In gamba

Oggi posto in inglese il divertente contributo di Maggie Corcoran.
Maggie è nata in Galles e come noterete, è madrelingua inglese.
Si è laureata in design di maglieria e da trentadue anni lavora a Milano, nel mondo della moda, tessile, traduzioni e pubblicità.
Favourite motto: “my goal is to do something outrageous everyday”. Maggie Khun (1905-1995)

Se avete bisogno di adattamenti e non confidate poi così tanto in “quel copy che non se la cava male con l’inglese”, potete scrivere a

It’s impossible to miss the latest window display from Calzedonia. It shows a pair of slim female legs dressed with black leggings. The two large arrows pointing under the buttocks speak for themselves (“Buy our leggings and get an instant butt lift”), distinctly more bizarre, however, is the accompanying claim.

LEGGINGS PUSH-UP? Excuse me but don’t they mean PUSH-UP LEGGINGS? I double check. Yup, they’ve written LEGGINGS PUSH-UP. Now I don’t want to be a pain the butt myself but here we have a simple case of rule breaking.

The adjective (push-up) goes after the noun (leggings). End of story.

Surely Italian copywriters follow the rules when they write in their own language? I’m sure they don’t say “ Ho fame, vado a mangiare una Margarita pizza” or “Vado a mangiare una Margarita pizza con Natale Babbo” or even “Ieri ho mangiato un Margarita Pizza con Natale Babbo e mentre chiacchieravamo gli ho spiegato che sono un writercopy.”

This is called “Let’s play the Inverted Language game.”

Worse still is “Let’s play the Opposite Meaning game.” As I walked out of the office last Friday afternoon my colleague wished me “Buon week”! Actually, sorry, it’s called “Let’s play the Bilingual Opposite Meaning game”: Take words from two languages, shorten one of them – because you are confident that you know the language really well – and create the opposite meaning. Duh!

Allora, I know that a lot of you talented creatives speak excellent English and I know that many of you have survived the obligatory trips to the UK to learn English (with your Italian classmates) and I know that most of you are resigned to the fact that no British Council course can prepare you for the hostess’s pronunciation on the Ryanair flight, so dare I ask why oh why do you think you can actually write English better than a native speaker?
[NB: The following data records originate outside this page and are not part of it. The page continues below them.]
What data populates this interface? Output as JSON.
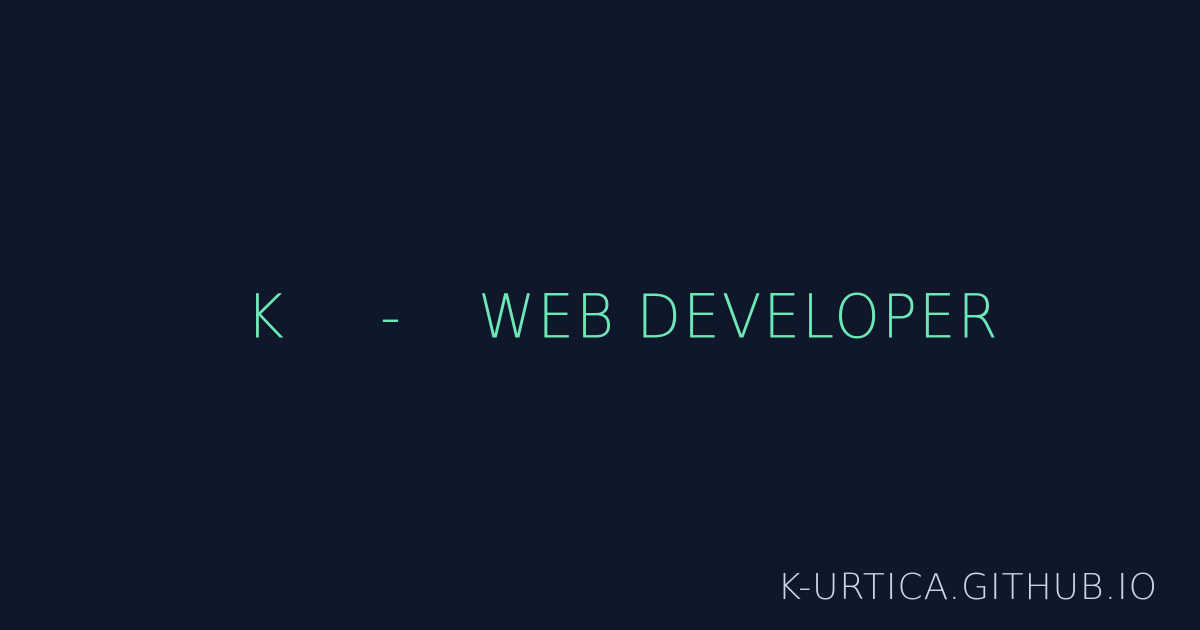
{
  "headline": {
    "initial": "K",
    "separator": "-",
    "role": "WEB DEVELOPER"
  },
  "domain": "K-URTICA.GITHUB.IO",
  "colors": {
    "background": "#0f172a",
    "accent": "#6ee7b7",
    "muted_text": "#cbd5e1"
  }
}
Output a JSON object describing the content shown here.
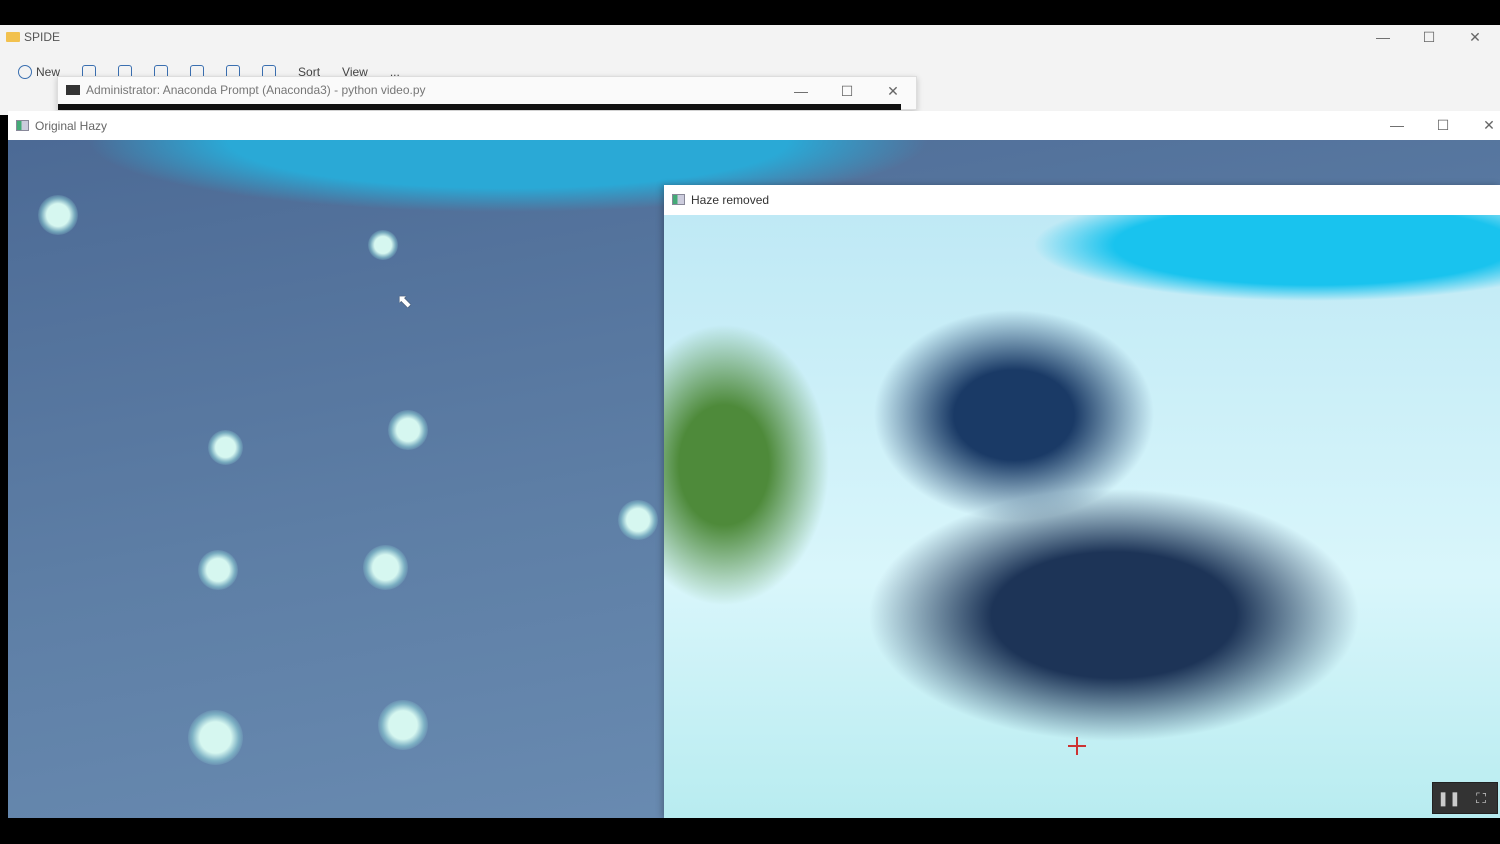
{
  "explorer": {
    "title": "SPIDE",
    "toolbar": {
      "new": "New",
      "sort": "Sort",
      "view": "View",
      "more": "..."
    }
  },
  "conda": {
    "title": "Administrator: Anaconda Prompt (Anaconda3) - python  video.py"
  },
  "windows": {
    "original": "Original Hazy",
    "dehazed": "Haze removed"
  },
  "icons": {
    "min": "—",
    "max": "☐",
    "close": "✕",
    "pause": "❚❚",
    "fullscreen": "⛶"
  }
}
Over the years I have translated tantissimmi fashion texts and delle volte my inbox buzzes with parole like red carpet, glam, mixato(!) cool hunter, pole position, party, leader, must-have, ecc… tutti buttati li with abandon, e voglio dire abbandono, into the Italian texts like un grande fashiony smoothie, or should I say a smoothie fashiony grande ? Or should I say a big messy smoothie che non ha senso? So, dearest creatives, I would just like to remind you that your English big sister is watching you and if you need any help call me. Byegood. (Maggie Corcoran)